Keeler gave a spirited and emotional pregame speech. In last year’s loss to Munising, he felt like the team played not to lose, and this season his big thing was “I want to win.” He said it to every starter that Saturday morning during the final moments in the locker room before tipoff, asking all five individually to say it back – which they did, the first one quietly but followed by teammates replying louder and louder as everyone got fired up and “I want to win” rang through the locker room. I think it inspired all of us.

After a competitive first quarter, we started to find our rhythm and expanded the lead. We were ahead by double-digits at the half, and a state title was within our grasp. Senior Wesley Kaman buried a 3-pointer in the final seconds of the third quarter to give us a 20-point cushion. It was at that point I knew we were going to win.

All five starters reached double-figure scoring, led by Jordan VanKlompenberg with 19 points and Owen Rosendall with 14. That balance was intentional and a successful sign for our team all season.

The exhilaration of winning was intoxicating. I loved watching the boys celebrate something they had worked so hard to accomplish. I will never forget their faces. I looked to my right from my seat on the bench and watched them running onto the court, just wearing their joy. They were just elated.

I was so happy for Keeler, a devout Christian who is respected by so many people in high school basketball circles. I learned so much from him this season. The way he approaches each game, his competitiveness. He instills his strong faith in his players and understands that the game of basketball is a bridge to a higher purpose.

Keeler is the fourth-winningest coach in state boys basketball history with a record of 694-216, and will be the winningest active coach next winter as all-time leader Roy Johnston retired from Beaverton at the end of this season.

The tournament run was one of the best coaching experiences I have had, and I feel blessed to have had the opportunity to be a part of a state championship season.

Dean HolzwarthDean Holzwarth has covered primarily high school sports for Grand Rapids-based WOOD-TV for five years after serving at the Grand Rapids Press and MLive for 16 years along with shorter stints at the Ionia Sentinel and WZZM. Contact him at [email protected] with story ideas for Allegan, Kent and Ottawa counties. 

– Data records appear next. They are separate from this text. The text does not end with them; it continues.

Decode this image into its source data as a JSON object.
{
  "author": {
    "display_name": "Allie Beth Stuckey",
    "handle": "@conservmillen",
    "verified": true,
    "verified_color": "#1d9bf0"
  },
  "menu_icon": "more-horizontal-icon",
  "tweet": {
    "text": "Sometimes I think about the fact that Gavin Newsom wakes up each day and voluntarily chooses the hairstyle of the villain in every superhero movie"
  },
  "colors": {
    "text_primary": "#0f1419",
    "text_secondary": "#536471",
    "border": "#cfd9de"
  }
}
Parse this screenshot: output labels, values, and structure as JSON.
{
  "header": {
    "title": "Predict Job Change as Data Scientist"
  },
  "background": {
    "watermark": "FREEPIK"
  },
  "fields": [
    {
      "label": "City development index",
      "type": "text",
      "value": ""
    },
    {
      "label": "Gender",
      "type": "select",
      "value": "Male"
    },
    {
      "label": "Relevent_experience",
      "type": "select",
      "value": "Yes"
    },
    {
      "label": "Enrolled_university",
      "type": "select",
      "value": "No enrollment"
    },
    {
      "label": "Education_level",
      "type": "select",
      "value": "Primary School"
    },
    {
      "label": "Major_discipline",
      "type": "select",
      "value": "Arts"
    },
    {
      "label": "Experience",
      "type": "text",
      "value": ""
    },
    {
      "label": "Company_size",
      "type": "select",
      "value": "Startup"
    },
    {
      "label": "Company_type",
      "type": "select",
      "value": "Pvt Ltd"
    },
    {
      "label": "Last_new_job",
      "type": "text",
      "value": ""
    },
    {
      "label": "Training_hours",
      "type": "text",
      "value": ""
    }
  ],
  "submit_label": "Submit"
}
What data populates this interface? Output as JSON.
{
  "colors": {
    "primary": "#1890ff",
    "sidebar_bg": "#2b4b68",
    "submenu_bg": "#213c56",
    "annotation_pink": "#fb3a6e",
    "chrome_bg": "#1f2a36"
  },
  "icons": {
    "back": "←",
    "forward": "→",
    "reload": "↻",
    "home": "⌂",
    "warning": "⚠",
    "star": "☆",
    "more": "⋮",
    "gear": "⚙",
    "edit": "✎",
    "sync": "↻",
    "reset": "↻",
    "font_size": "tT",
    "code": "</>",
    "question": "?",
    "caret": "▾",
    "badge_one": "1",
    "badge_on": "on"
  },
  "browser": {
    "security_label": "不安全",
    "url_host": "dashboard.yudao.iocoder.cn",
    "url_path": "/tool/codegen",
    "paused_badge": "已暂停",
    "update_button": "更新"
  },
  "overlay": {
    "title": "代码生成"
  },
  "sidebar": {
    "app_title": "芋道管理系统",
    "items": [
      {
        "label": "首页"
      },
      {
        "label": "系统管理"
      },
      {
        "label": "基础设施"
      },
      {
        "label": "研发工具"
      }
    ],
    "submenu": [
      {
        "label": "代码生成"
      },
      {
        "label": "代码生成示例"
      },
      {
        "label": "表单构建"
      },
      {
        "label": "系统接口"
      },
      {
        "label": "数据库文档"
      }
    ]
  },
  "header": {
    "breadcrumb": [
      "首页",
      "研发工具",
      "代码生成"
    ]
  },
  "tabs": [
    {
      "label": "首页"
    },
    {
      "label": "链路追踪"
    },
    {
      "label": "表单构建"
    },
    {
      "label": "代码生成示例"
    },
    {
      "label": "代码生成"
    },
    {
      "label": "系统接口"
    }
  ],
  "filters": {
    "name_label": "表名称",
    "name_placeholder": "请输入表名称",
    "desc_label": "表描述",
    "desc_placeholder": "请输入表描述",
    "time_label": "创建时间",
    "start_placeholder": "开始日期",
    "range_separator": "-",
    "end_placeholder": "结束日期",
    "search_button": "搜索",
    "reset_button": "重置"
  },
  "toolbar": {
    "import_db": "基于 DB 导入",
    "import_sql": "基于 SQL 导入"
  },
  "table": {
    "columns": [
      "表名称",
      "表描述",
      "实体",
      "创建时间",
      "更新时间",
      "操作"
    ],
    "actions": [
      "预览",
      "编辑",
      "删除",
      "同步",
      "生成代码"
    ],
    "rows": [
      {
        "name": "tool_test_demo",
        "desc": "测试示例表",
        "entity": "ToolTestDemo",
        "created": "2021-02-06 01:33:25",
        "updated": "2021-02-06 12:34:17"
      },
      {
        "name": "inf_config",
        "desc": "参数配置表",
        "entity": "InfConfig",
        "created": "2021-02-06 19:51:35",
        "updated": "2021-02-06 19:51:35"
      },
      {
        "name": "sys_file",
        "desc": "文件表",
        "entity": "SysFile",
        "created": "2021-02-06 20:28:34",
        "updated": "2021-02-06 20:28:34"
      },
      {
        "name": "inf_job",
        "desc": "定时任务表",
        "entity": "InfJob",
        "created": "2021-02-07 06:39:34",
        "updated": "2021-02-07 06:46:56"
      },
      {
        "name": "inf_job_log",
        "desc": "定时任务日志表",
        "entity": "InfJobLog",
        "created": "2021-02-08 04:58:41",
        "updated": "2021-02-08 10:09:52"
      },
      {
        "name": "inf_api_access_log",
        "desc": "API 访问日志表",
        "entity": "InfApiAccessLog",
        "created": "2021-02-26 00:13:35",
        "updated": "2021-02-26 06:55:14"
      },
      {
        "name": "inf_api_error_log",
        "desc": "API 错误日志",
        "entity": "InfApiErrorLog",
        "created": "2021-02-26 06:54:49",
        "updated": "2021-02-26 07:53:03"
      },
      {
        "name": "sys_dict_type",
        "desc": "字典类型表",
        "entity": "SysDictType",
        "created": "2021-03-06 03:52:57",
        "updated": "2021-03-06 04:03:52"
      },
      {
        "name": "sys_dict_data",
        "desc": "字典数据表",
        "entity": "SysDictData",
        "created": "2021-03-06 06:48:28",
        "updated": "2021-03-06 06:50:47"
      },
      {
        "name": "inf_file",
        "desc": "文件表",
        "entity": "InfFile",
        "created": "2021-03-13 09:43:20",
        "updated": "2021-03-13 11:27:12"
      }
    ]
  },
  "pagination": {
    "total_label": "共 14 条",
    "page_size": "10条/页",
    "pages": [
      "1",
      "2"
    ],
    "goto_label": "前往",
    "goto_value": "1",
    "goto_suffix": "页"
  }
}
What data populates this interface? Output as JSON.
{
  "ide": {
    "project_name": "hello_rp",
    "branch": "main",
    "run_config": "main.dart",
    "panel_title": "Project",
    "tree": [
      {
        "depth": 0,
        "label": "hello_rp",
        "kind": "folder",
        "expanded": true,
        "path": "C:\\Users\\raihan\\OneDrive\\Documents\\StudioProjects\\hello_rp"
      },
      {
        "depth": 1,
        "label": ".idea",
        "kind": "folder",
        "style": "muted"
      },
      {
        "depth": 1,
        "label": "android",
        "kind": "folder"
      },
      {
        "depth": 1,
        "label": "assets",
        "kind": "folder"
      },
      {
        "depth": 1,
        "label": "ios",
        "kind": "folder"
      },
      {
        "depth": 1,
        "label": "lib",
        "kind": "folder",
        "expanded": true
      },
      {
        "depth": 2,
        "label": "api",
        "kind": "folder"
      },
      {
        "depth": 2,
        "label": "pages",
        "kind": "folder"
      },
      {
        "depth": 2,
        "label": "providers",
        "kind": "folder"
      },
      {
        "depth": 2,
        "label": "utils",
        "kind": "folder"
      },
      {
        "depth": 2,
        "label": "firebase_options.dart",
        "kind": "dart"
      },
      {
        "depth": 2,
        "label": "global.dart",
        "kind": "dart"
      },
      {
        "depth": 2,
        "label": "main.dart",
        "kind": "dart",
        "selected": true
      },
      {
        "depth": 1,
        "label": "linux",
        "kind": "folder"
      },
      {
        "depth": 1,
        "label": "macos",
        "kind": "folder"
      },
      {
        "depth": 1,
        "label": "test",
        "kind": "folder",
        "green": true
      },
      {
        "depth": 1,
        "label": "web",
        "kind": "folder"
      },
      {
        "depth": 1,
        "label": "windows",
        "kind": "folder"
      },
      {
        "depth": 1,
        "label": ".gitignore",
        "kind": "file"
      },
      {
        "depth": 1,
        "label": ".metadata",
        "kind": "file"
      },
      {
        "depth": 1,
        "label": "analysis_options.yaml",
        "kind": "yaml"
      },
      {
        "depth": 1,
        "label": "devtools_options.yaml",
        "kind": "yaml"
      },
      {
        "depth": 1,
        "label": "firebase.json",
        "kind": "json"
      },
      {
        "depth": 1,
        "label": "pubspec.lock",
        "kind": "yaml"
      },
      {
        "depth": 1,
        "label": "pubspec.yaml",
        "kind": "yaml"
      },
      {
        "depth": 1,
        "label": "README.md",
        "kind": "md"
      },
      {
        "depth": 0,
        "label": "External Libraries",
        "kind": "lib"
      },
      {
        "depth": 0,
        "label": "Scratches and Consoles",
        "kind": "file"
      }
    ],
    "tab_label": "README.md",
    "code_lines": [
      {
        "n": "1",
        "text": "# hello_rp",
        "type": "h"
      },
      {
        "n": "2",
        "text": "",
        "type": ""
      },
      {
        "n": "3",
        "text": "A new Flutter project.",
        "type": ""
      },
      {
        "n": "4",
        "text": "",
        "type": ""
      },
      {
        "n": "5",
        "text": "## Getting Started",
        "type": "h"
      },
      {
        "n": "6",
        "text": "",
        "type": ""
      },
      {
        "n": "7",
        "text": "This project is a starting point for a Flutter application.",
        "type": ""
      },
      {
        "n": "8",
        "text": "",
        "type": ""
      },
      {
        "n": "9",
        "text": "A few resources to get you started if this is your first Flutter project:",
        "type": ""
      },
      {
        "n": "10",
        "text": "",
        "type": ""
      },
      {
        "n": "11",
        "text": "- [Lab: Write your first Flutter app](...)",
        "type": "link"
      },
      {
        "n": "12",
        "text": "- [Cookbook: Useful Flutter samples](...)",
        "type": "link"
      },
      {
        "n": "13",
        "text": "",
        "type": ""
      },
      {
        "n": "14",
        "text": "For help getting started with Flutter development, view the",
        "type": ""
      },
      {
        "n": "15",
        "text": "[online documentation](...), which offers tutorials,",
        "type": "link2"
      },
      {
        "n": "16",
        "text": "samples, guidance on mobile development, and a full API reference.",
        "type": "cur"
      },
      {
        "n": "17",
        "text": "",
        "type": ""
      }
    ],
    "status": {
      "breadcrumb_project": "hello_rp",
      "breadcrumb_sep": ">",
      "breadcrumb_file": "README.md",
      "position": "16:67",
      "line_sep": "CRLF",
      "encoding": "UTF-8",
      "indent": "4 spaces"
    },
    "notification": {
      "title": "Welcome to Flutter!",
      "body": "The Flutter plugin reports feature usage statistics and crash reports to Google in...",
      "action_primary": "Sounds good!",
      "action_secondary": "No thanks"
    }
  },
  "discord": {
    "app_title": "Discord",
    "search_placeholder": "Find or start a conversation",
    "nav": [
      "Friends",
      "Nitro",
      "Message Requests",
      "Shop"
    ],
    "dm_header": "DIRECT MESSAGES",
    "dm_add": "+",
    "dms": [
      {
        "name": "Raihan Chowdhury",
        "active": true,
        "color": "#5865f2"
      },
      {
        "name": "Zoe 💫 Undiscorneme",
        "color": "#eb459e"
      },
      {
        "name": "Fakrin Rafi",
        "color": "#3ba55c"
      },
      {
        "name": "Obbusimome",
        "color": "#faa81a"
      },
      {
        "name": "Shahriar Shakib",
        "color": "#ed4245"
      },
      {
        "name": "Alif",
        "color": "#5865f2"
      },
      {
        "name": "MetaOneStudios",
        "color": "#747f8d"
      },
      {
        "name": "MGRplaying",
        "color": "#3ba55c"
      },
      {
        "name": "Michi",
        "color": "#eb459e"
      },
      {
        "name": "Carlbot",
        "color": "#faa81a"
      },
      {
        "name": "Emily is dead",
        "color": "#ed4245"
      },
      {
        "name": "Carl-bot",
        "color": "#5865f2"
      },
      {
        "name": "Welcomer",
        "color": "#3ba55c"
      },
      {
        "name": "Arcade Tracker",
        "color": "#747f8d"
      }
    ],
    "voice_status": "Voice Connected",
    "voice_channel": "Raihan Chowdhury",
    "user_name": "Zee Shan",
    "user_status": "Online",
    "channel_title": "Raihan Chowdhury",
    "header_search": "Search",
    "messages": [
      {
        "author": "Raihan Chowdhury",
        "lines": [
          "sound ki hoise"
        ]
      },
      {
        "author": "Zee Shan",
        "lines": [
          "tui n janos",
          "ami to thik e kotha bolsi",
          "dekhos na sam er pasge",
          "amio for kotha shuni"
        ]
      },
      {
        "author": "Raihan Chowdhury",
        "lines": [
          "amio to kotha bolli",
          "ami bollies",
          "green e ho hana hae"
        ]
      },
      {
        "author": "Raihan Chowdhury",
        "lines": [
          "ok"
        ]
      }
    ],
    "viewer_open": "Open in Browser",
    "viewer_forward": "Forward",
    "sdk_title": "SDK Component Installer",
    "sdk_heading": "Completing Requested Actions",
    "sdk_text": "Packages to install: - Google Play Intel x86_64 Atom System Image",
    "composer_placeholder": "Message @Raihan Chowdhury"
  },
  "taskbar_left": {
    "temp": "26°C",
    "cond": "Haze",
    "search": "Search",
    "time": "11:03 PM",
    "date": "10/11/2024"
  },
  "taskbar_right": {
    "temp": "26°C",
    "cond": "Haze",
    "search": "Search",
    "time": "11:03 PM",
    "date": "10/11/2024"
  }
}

PHOTOS (Top) The Wyoming Tri-unity Christian bench, including the author (far right) and head coach Mark Keeler (middle), celebrate a 3-pointer late in the Defenders’ Division 4 championship win over Mount Pleasant Sacred Heart. (Middle) Tri-unity’s assistant coaches, including Holzwarth (second from right), monitor the action. (Below) Holzwarth and the coaching staff greet Keaton Blanker (4) as he comes off the floor. (Photos by Hockey Weekly Action Photos.)